“So an example would be if you are not a shareholder of Chipotle, and you spend with your card at Chipotle, you’ll earn one and a half percent cashback. If you are a shareholder of Chipotle, or an owner of Chipotle and you spend on your card, you’ll earn 5 per cent cash-back.”
Where embedded finance is headed next
So, where do these embedded finance champs think the industry is heading next? Kalpesh said M1 Finances’ upcoming product is on the money.
Peter Lynch used to say, “buy the stock in a company where you shop,” Kalpesh said. He said creating a positive feedback loop in payments is vital to keep shareholders interested.
“The same thing we did with BlockFi, an immensely profitable card where you are rewarded in cryptocurrency by spending money in fiat,” Kalpesh said.
“And you know most people we talked with said, ‘you can pry my bitcoin out of my dead hands.’ Why would they want to spend their crypto when they can earn it by doing regular things.”
Reid said that he considered M1 a type of embedded finance company and said the ability to quickly build unique experiences will always draw in customers.
“The things that are attractive to embedded finance users — who don’t have anything to do with financial services — are the same things that attract us to financial services,” Reid said.
“Everybody wants to get to market fast and easily in a flexible architecture and be able to build unique user experiences on top of it whether they’re in or out of the financial services world so I think it’s exciting.”
Cardone said that Marqeta saw a ton of banking-as-a-service platforms, and the average consumer may be initiating a change in the way we think of banking.
Though she said, that difference is still in its infancy, citing a quote she read that found 60-70 per cent of consumers would not apply for a card from a non-traditional institution.
“We’re seeing a ton of banking as a service platforms pop up with the motivation to bring financial services to nonbuyers, making it easy and seamless to embed payments or lending into a retail experience, for example,” Cardone said.

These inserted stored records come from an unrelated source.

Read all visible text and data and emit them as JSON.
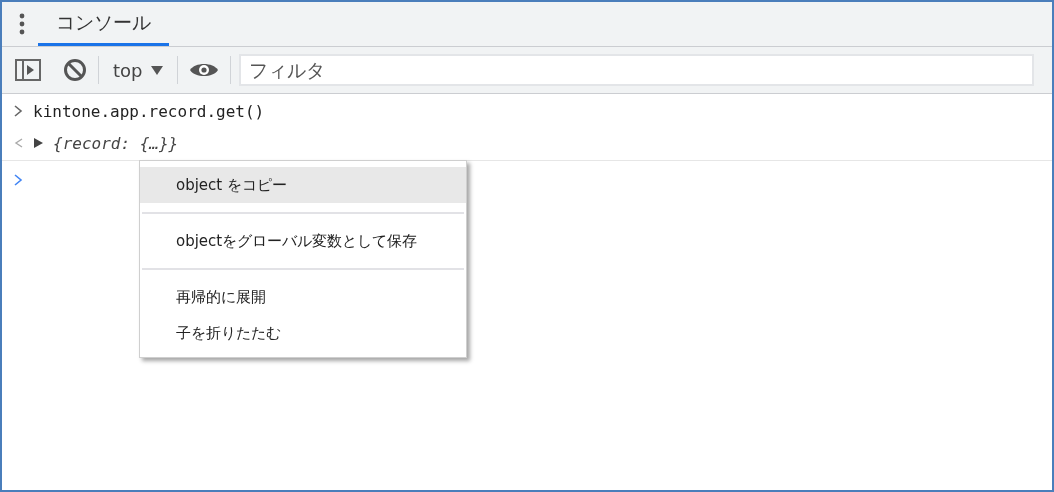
{
  "tabs": [
    {
      "label": "コンソール",
      "selected": true
    }
  ],
  "toolbar": {
    "context": "top",
    "filter": {
      "placeholder": "フィルタ"
    }
  },
  "console_lines": [
    {
      "kind": "input",
      "text": "kintone.app.record.get()"
    },
    {
      "kind": "result",
      "text": "{record: {…}}",
      "expanded": false
    },
    {
      "kind": "prompt"
    }
  ],
  "context_menu": {
    "items": [
      {
        "kind": "item",
        "label": "object をコピー",
        "selected": true
      },
      {
        "kind": "separator"
      },
      {
        "kind": "item",
        "label": "objectをグローバル変数として保存",
        "selected": false
      },
      {
        "kind": "separator"
      },
      {
        "kind": "item",
        "label": "再帰的に展開",
        "selected": false
      },
      {
        "kind": "item",
        "label": "子を折りたたむ",
        "selected": false
      }
    ]
  }
}
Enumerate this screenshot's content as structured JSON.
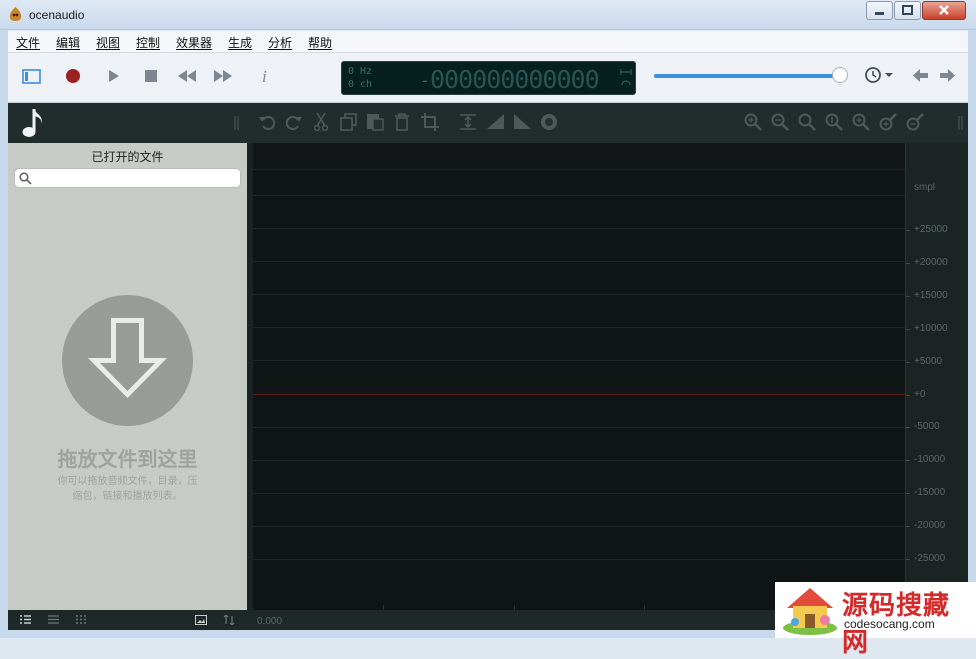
{
  "window": {
    "title": "ocenaudio"
  },
  "menu": [
    "文件",
    "编辑",
    "视图",
    "控制",
    "效果器",
    "生成",
    "分析",
    "帮助"
  ],
  "display": {
    "rate": "0 Hz",
    "channels": "0 ch",
    "sign": "-",
    "time": "000000000000"
  },
  "sidebar": {
    "title": "已打开的文件",
    "search_placeholder": "",
    "drop_title": "拖放文件到这里",
    "drop_hint_line1": "你可以拖放音频文件，目录，压",
    "drop_hint_line2": "缩包，链接和播放列表。"
  },
  "scale": {
    "unit": "smpl",
    "labels": [
      "+25000",
      "+20000",
      "+15000",
      "+10000",
      "+5000",
      "+0",
      "-5000",
      "-10000",
      "-15000",
      "-20000",
      "-25000"
    ]
  },
  "timeline": {
    "start": "0.000"
  },
  "colors": {
    "accent": "#3a8fe0",
    "record": "#9b2222",
    "background": "#1a2323"
  },
  "watermark": {
    "title": "源码搜藏网",
    "url": "codesocang.com"
  }
}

“I think what’s interesting is consumers are not opposed to thinking differently about who they go to for their banking needs. It’s just beginning, and we’ll see much more creativity and innovation in this space in the coming years.”
Using the example of Goldman provided credit for Apple financial products, Kalpesh said the new headliners would be embedded services.
“I feel if you interact with the Apple card, you will believe this is an Apple product. You don’t believe it’s a bank product in the backend; Goldman Sachs is the bank behind it, but the embedded experience with Apple card has is received, iPhone and the wallet and with all the Apple products is the shining example of what it should be.”
Compared to the Amazon credit card, Kalpesh said, it’s night and day.
Even though you can buy anything on Amazon, you can’t manage their payment product on the site, you have to go somewhere else. Wherever financial experiences are outsourced, the brand needs to control that experience as if users were interacting with its own product.
“That’s the distinction I draw to the largest companies in the world,” Kalpesh said. “One has taken the embedded approach, the other has taken the traditional approach.”
Intensely energetic news reporter asking questions covering the collision between Silicon Valley, Wall Street, and everywhere in-between. Studied history at the University of Delaware, learned to write at the Review, and debanked.